    • Or you are on WP 6.1, which means you already are using the coreCore Core is the set of software required to run WordPress. The Core Development Team builds WordPress. feature, and the PL modules for the same purpose are not loaded.
    • That was behind the https://make.wordpress.org/performance/handbook/performance-lab/version-support-policy/
    • @joemcgill Makes sense to me. Just getting up to speed on the process here now that I have time dedicated to work on these performance projects. The documented policy seems quite clear
    • Agreed no vote required on this

Feedback requested

Open Floor

  • @olliejones discussed the module proposal for SQLite Persistent Object Cache
    • It’s a standalone plugin. Does it make sense to build it into PL, to put it onto a track to go into core?
    • @spacedmonkey I think it needs to live as a plugin for a while
    • @flixos90 A bit of a tricky question. Of course we are working towards unbundling the PL plugin. But we’re still pending a decision on how exactly, and at this point it may make sense in the PL plugin. Is it already published on wp.org or not?
    • @olliejones Absolutely live as a plugin.  There’s no other way to get decent field experience. And this kind of thing requires field experience.
    • @spacedmonkey I want to test it on bigger sites, multisitemultisite Used to describe a WordPress installation with a network of multiple blogs, grouped by sites.

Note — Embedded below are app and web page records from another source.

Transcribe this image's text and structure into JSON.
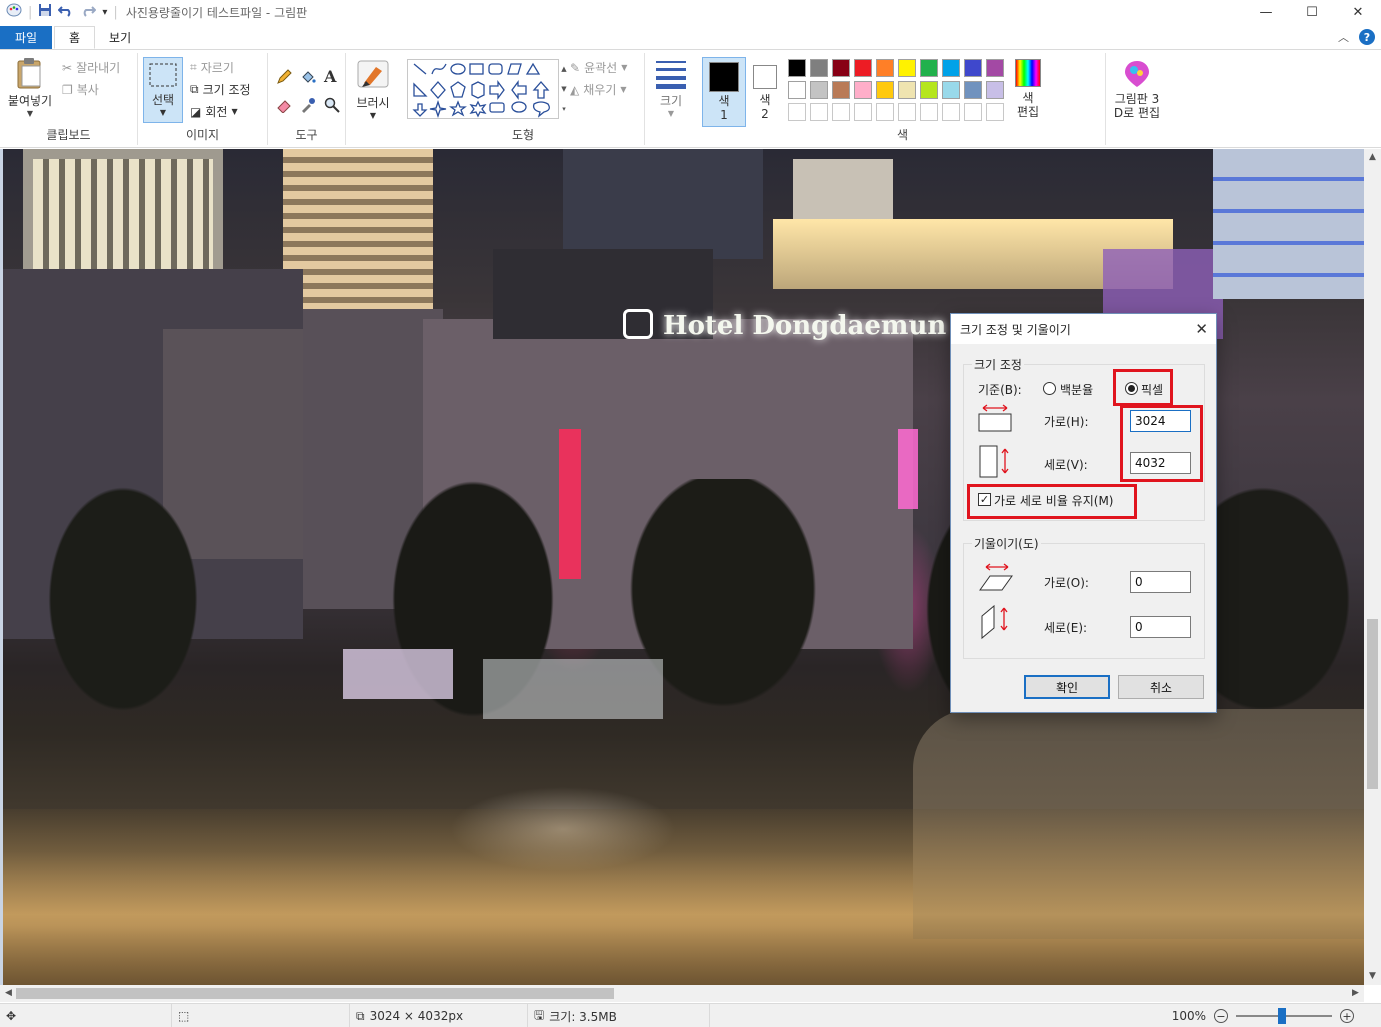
{
  "window": {
    "title": "사진용량줄이기 테스트파일 - 그림판",
    "minimize_glyph": "—",
    "maximize_glyph": "☐",
    "close_glyph": "✕"
  },
  "ribbon_tabs": {
    "file": "파일",
    "home": "홈",
    "view": "보기"
  },
  "clipboard": {
    "paste": "붙여넣기",
    "cut": "잘라내기",
    "copy": "복사",
    "group_label": "클립보드"
  },
  "image": {
    "select": "선택",
    "crop": "자르기",
    "resize": "크기 조정",
    "rotate": "회전",
    "group_label": "이미지"
  },
  "tools": {
    "brush": "브러시",
    "group_label": "도구"
  },
  "shapes": {
    "outline": "윤곽선",
    "fill": "채우기",
    "group_label": "도형"
  },
  "size": {
    "label": "크기"
  },
  "colors": {
    "color1": "색\n1",
    "color2": "색\n2",
    "edit": "색\n편집",
    "group_label": "색",
    "paint3d": "그림판 3\nD로 편집",
    "palette_row1": [
      "#000000",
      "#7f7f7f",
      "#880015",
      "#ed1c24",
      "#ff7f27",
      "#fff200",
      "#22b14c",
      "#00a2e8",
      "#3f48cc",
      "#a349a4"
    ],
    "palette_row2": [
      "#ffffff",
      "#c3c3c3",
      "#b97a57",
      "#ffaec9",
      "#ffc90e",
      "#efe4b0",
      "#b5e61d",
      "#99d9ea",
      "#7092be",
      "#c8bfe7"
    ]
  },
  "canvas": {
    "sign_text": "Hotel Dongdaemun"
  },
  "dialog": {
    "title": "크기 조정 및 기울이기",
    "resize_legend": "크기 조정",
    "basis_label": "기준(B):",
    "percent_label": "백분율",
    "pixel_label": "픽셀",
    "horizontal_label": "가로(H):",
    "horizontal_value": "3024",
    "vertical_label": "세로(V):",
    "vertical_value": "4032",
    "keep_ratio_label": "가로 세로 비율 유지(M)",
    "skew_legend": "기울이기(도)",
    "skew_h_label": "가로(O):",
    "skew_h_value": "0",
    "skew_v_label": "세로(E):",
    "skew_v_value": "0",
    "ok": "확인",
    "cancel": "취소"
  },
  "status": {
    "dimensions": "3024 × 4032px",
    "filesize": "크기: 3.5MB",
    "zoom": "100%"
  }
}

This installation type has shared users tables, and creates separate database tables for each blog (wp_posts becomes wp_0_posts). See also network, blog, site, ensure cache invalidation works, support wp_cache_get_multiple and some other stuff
    • @olliejones
    • Yes, published,  https://wordpress.org/plugins/sqlite-object-cache/ If it goes into PL, we’ll need to sort out the use of the object-cache.php drop-in module.
    • @flixos90 Okay, we should definitely keep it published like that then. I think at this point, let’s just keep it like that? We could potentially add it as a PL module too, but depending on the path decided on for unbundling the PL plugin, that would just be unnecessary work – so probably most efficient (until we have a decision) to work in its own repo for now
  • @spacedmonkey discussed the TracTrac An open source project by Edgewall Software that serves as a bug tracker and project management tool for WordPress. ticketticket Created for both bug reports and feature development on the bug tracker. for making php 7.2 the minimum version of support php in WordPress https://core.trac.wordpress.org/ticket/57345 and asked if this is something we should be pushing for as the performance team
    • @olliejones I say yes, smaller QA matrices are always good
    • @joemcgill It could certainly have some positive performance implications, though I’m not sure how much impact we would have since the process for bumping versions is pretty well established (unless I’m wrong). It would be nice to help support that effort with some evidence about the performance benefits from any automated testing we do against different versions.

Our next chat will be held on Tuesday, January 31, 2023 at 16:00 UTC in the #core-performance channel in Slack.

#core-js, #core-media, #performance, #performance-chat, #summary, #hosting-community

#core-performance, #meta